START DATA TO EXAMINE

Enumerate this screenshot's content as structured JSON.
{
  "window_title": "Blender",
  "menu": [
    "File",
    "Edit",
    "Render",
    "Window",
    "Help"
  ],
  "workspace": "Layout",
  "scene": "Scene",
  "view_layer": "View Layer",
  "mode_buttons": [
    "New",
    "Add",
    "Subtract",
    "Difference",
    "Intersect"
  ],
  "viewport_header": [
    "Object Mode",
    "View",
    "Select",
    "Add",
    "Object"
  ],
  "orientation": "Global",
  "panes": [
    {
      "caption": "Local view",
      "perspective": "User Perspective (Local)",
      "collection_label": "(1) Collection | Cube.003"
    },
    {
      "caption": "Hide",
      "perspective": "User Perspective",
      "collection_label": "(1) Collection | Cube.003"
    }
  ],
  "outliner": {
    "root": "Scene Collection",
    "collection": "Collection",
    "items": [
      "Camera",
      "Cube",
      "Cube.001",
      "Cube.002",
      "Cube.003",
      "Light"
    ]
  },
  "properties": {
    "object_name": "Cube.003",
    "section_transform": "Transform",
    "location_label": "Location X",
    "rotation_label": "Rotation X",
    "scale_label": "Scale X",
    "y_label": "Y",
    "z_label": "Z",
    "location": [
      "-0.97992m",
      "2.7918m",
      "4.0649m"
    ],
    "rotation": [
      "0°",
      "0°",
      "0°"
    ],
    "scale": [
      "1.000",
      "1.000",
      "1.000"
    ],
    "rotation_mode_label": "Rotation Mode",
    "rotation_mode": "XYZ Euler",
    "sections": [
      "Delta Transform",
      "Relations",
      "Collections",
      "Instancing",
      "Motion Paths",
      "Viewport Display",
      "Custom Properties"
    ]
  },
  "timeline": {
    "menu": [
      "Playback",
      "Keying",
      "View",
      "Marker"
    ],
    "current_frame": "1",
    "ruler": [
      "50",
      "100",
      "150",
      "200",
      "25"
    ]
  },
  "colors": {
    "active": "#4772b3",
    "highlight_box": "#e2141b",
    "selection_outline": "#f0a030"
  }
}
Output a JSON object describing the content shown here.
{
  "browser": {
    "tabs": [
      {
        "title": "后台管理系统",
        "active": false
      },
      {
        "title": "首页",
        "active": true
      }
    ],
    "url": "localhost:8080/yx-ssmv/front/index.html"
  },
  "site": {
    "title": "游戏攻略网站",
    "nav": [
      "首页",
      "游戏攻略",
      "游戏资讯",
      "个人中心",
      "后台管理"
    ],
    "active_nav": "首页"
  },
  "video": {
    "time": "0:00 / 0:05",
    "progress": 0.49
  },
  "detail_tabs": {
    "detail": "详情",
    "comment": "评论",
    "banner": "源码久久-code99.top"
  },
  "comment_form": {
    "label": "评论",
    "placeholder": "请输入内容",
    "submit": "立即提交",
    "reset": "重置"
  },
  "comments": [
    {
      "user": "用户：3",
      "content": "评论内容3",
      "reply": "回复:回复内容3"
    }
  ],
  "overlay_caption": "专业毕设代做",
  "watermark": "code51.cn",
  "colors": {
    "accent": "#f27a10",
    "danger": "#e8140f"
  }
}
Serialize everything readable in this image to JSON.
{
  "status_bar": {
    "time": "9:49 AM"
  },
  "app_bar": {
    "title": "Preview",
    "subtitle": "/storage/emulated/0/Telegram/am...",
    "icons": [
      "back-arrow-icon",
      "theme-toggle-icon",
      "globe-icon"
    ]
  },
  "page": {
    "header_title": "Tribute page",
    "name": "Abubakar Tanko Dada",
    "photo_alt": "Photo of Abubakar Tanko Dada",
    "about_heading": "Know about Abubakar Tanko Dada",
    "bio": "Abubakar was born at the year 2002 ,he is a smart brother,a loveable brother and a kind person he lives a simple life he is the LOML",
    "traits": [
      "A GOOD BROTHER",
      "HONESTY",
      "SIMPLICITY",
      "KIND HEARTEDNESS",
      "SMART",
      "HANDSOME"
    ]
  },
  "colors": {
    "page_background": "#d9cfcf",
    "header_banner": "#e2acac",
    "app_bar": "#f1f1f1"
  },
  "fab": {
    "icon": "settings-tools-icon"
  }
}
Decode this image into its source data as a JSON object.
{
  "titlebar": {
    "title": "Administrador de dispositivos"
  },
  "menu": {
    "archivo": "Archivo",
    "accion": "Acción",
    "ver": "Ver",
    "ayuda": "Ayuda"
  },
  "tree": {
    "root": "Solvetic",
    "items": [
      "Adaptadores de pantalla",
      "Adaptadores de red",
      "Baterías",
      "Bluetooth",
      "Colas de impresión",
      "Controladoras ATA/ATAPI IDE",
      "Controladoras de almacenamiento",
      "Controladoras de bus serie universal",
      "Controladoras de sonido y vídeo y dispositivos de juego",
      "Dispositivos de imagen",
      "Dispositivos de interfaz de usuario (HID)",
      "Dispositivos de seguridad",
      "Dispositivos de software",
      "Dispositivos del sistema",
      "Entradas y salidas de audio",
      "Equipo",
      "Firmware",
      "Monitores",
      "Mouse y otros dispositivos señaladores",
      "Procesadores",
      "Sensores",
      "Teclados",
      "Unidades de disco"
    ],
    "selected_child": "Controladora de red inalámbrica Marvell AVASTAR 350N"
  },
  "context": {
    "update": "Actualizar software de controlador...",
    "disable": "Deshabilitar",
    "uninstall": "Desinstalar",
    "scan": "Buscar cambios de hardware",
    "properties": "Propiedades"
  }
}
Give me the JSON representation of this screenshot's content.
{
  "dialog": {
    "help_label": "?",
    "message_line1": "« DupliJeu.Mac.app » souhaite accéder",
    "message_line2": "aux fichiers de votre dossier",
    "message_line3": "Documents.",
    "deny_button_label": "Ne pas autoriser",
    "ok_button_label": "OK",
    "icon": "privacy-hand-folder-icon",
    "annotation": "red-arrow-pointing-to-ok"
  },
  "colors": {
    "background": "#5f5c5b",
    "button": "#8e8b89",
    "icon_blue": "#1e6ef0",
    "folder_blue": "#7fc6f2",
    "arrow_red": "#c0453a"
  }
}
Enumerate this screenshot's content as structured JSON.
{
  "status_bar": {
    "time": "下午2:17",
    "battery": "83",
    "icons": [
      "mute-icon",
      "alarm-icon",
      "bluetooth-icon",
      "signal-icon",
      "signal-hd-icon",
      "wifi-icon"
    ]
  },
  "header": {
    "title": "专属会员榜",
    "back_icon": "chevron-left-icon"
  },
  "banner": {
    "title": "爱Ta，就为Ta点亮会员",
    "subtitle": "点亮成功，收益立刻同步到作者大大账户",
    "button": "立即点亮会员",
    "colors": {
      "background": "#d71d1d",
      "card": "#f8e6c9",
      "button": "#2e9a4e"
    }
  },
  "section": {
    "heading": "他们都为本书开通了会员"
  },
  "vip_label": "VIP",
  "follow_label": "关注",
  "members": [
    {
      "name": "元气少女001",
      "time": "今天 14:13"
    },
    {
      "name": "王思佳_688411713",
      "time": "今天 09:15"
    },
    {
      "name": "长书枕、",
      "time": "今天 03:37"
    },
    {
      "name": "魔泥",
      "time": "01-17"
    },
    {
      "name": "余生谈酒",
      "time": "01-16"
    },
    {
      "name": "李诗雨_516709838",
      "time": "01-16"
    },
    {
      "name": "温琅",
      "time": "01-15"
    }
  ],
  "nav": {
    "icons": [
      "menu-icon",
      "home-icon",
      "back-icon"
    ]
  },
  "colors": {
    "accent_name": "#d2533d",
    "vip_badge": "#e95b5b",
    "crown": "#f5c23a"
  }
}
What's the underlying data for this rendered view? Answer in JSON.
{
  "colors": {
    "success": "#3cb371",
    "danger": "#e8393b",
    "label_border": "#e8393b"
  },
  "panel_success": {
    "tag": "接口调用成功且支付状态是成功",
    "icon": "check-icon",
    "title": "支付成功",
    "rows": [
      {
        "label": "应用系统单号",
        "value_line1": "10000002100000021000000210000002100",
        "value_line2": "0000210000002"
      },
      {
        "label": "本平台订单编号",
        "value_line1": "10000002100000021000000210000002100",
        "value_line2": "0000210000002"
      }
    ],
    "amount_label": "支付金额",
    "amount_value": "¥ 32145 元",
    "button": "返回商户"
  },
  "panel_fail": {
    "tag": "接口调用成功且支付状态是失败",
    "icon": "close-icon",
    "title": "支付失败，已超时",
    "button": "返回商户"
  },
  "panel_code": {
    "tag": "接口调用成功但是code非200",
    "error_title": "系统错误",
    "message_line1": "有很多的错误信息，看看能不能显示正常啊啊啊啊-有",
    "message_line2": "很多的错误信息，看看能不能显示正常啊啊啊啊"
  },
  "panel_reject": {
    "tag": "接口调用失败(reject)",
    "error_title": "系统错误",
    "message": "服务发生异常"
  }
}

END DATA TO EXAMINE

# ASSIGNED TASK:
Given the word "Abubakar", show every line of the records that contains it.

# SOLUTION FOR THIS TASK:
    "name": "Abubakar Tanko Dada",
    "photo_alt": "Photo of Abubakar Tanko Dada",
    "about_heading": "Know about Abubakar Tanko Dada",
    "bio": "Abubakar was born at the year 2002 ,he is a smart brother,a loveable brother and a kind person he lives a simple life he is the LOML",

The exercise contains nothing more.